Consumers are feeling better about the housing market, and the housing market appears to be feeling better about itself.
Fannie Mae’s Home Purchase Sentiment Index (HPSI) remained near an all-time high in December, propelled by a 16 percent year-over-year increase in the number of respondents declaring this a good time to buy a home. Sellers are also upbeat. “Good time to sell” responses increased by 7 points in this survey.
“The continued strength in the HPSI attests to the intention of [consumers] to purchase homes,” Doug Duncan, Fannie Mae’s chief economist, said in a press statement. The index readings, he added, “support our predictions of a healthy housing market [this year], as well as consumers’ appetite and ability to absorb the expected increase in entry-level inventory.”
Although existing home sales in November fell slightly below the October pace, they beat the year-ago level by 2.7 percent, recording the fifth consecutive month of year-over-year gains, according to the National Association of Realtors (NAR).
No Cause for Concern
The monthly decline is no cause for concern, Lawrence Yun, the NAR’s chief economist, said. “Sales will be choppy when inventory levels are low,” he noted in a report, “but the economy is otherwise performing very well,” and the employment market remains strong.
Employers added 145,000 jobs in December, a bit below projections, but well above the 100,000 per month average economists say is required to keep pace with population growth. Wages grew more slowly (2.9 percent vs. a 3.1 percent annual rate in November), but inflation remained subdued, keeping consumers’ purchasing power intact.
Pending home sales, an indicator of future home purchase activity, rebounded in November, increasing by 1.2 percent over an October reading that was almost 1.7 percent below the September level. The index is now up 7.4 percent year-over-year, confirming the view of many industry analysts that the housing market will continue to strengthen as we move into the spring homebuying season.
A Very Good Year
New home sales increased to an annualized rate of 719,000 units in November, almost 18 percent higher than the year-ago pace. Housing starts and permits for new construction also reached 12-year highs in November, according to data reported by HUD and the U.S. Census Bureau.
“Even though some of the starch from prior months initial data has been washed out through downward revisions,” Matthew Speakman, chief economist for Zillow, observed, “2019 will go down as the best year for new home sales since before the Great Recession.”
Those positive numbers pushed the National Association of Home Builders-Wells Fargo builder optimism index to its highest reading since 1999, reflecting “a growing sense that strong demand for new homes will persist,” Speakman suggested. “Notable headwinds remain,” he acknowledged, but steady construction rates and new home sales volume should continue to boost the housing market.”
Other analysts caution that the headwinds – inventory shortages and affordability primary among them – are significant. Inventory levels declined for the fifth consecutive month in November, according to Redfin, as the supply of homes available for sale fell more than 12 percent below the year-ago total.
With buyer demand outstripping supply, home prices are rising, increasing affordability pressures, especially at the entry level end of the market. Prices rose at an annual pace of 3.7 percent in November, the largest annual increase since February of last year, according to CoreLogic

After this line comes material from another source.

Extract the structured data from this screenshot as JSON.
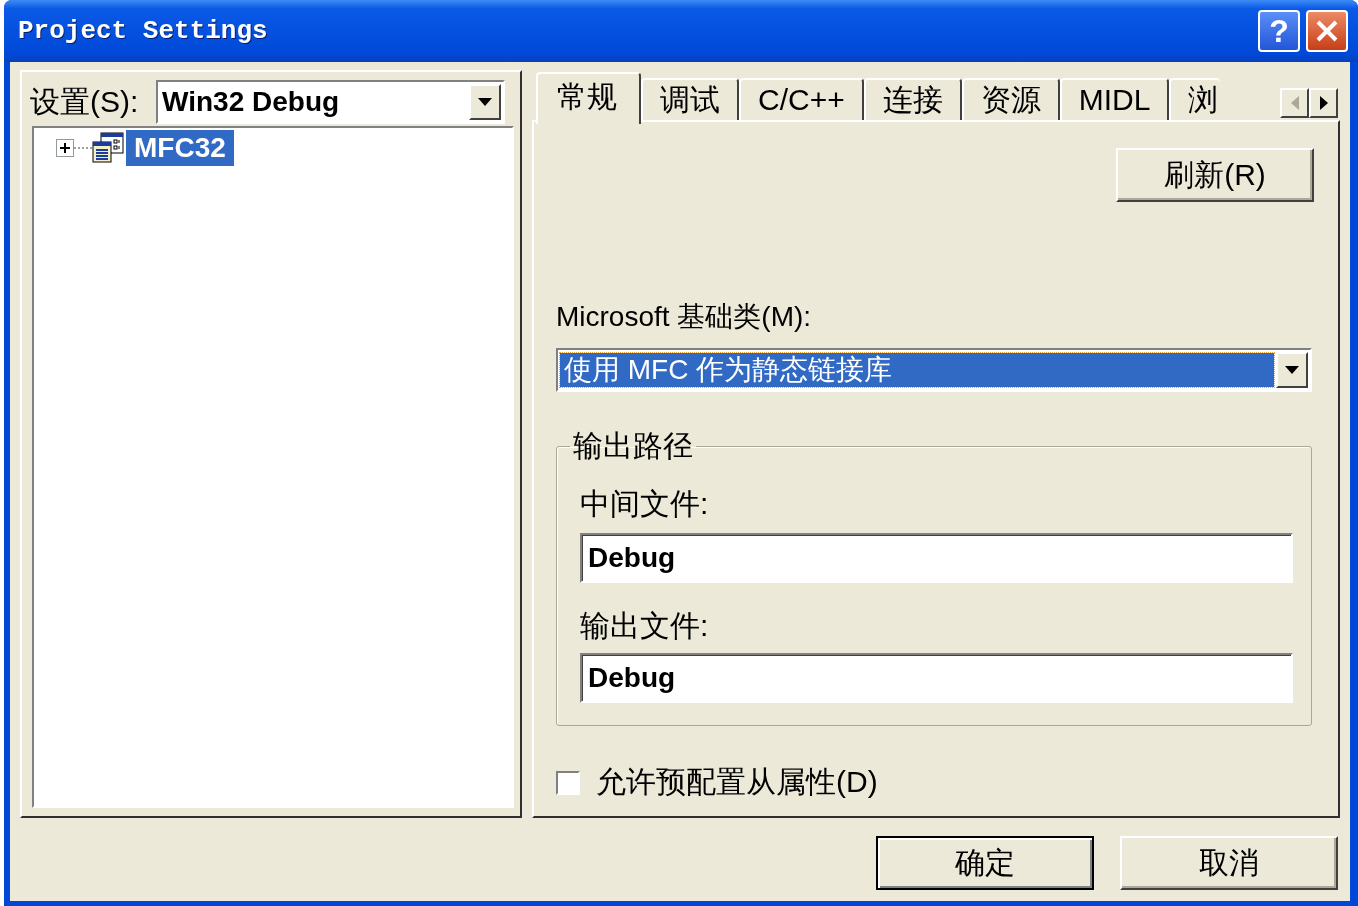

“”We are still building at a pace at least 200,000 below historical averages,” Robert Frick, chief economist at Navy Federal Credit Union, told Housing Wire, “and that relatively low supply and high and pent-up demand will keep home prices rising and out of the reach of many first-time buyers. If we were building more homes under $300,000,” he added, “the [sales numbers] would be through the roof right now.”
Recent increases in home starts and permits suggest that housing market conditions are improving, Frick said, “and if builders move to building cheaper homes, in a few years we may return to a healthier housing market for both buyers and sellers.”

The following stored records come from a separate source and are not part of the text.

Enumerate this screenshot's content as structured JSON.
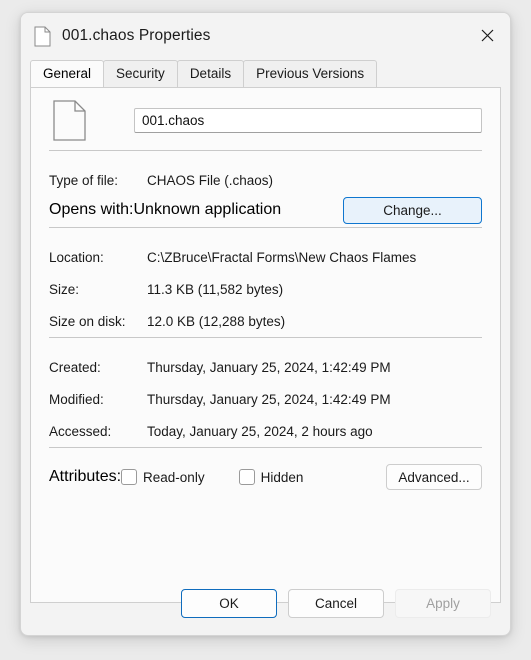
{
  "window": {
    "title": "001.chaos Properties",
    "title_icon": "file-document-icon",
    "close_label": "✕"
  },
  "tabs": [
    {
      "label": "General",
      "active": true
    },
    {
      "label": "Security",
      "active": false
    },
    {
      "label": "Details",
      "active": false
    },
    {
      "label": "Previous Versions",
      "active": false
    }
  ],
  "general": {
    "file_icon": "file-document-icon",
    "filename": "001.chaos",
    "filename_placeholder": "File name",
    "fields_type": [
      {
        "label": "Type of file:",
        "value": "CHAOS File (.chaos)"
      }
    ],
    "opens_with": {
      "label": "Opens with:",
      "value": "Unknown application",
      "button": "Change..."
    },
    "fields_location": [
      {
        "label": "Location:",
        "value": "C:\\ZBruce\\Fractal Forms\\New Chaos Flames"
      },
      {
        "label": "Size:",
        "value": "11.3 KB (11,582 bytes)"
      },
      {
        "label": "Size on disk:",
        "value": "12.0 KB (12,288 bytes)"
      }
    ],
    "fields_dates": [
      {
        "label": "Created:",
        "value": "Thursday, January 25, 2024, 1:42:49 PM"
      },
      {
        "label": "Modified:",
        "value": "Thursday, January 25, 2024, 1:42:49 PM"
      },
      {
        "label": "Accessed:",
        "value": "Today, January 25, 2024, 2 hours ago"
      }
    ],
    "attributes": {
      "label": "Attributes:",
      "readonly_label": "Read-only",
      "readonly_checked": false,
      "hidden_label": "Hidden",
      "hidden_checked": false,
      "advanced_button": "Advanced..."
    }
  },
  "footer": {
    "ok": "OK",
    "cancel": "Cancel",
    "apply": "Apply",
    "apply_disabled": true
  },
  "colors": {
    "accent": "#0f6cbd",
    "highlight_fill": "#e8f2fb",
    "page_background": "#ebebeb",
    "dialog_background": "#f3f3f3",
    "panel_background": "#fbfbfb"
  }
}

The operative phrase appears to be “in a few years,” however.
“It will likely take several years, even at a more robust pace, for new construction to address the existing pent-up demand for additional housing [reflected by] a still increasing share of 25-34-year-olds living at home with their parents,” Fannie Mae analysts cautioned in their recent housing report.
Most analysts are predicting that a strong economy will continue to support homebuying demand this year, with some caveats. Although consumer confidence and consumer spending remain strong, corporate executives are skittish about the economic outlook. A majority of the CEOs responding to a recent survey by Deloitte expect the economy to slow this year, and many see a recession as a significant and growing risk.

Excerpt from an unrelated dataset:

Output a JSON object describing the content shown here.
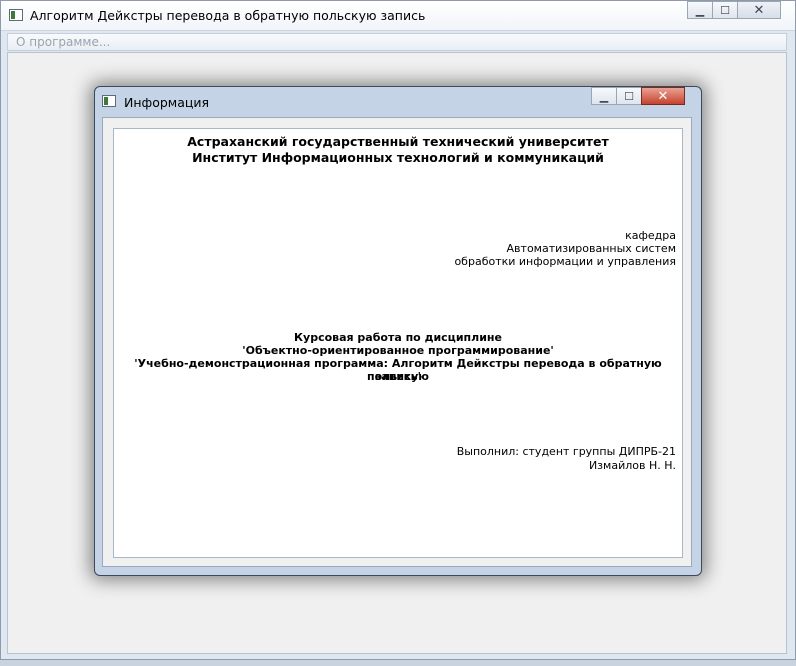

The labor market and the pace of economic growth would seem to support a more upbeat view, but the uncertain political climate and concerns about the ongoing trade war with China weigh heavily on the minds of many executives.
“Business leaders are like normal people,” Bart van Ark, chief economist at the Conference Board, told the Wall Street Journal. “As long as we don’t have any guidance about where [things] are likely to go next, it’s very had to make big investments. I don’t think the stress [executives are feeling] is going to go away.”
Even if those economic jitters aren’t justified, they could nonetheless have an impact. “One real risk of this recession mindset,” the Conference Board warns in a recent report, “is that it can become a self-fulfilling prophesy.”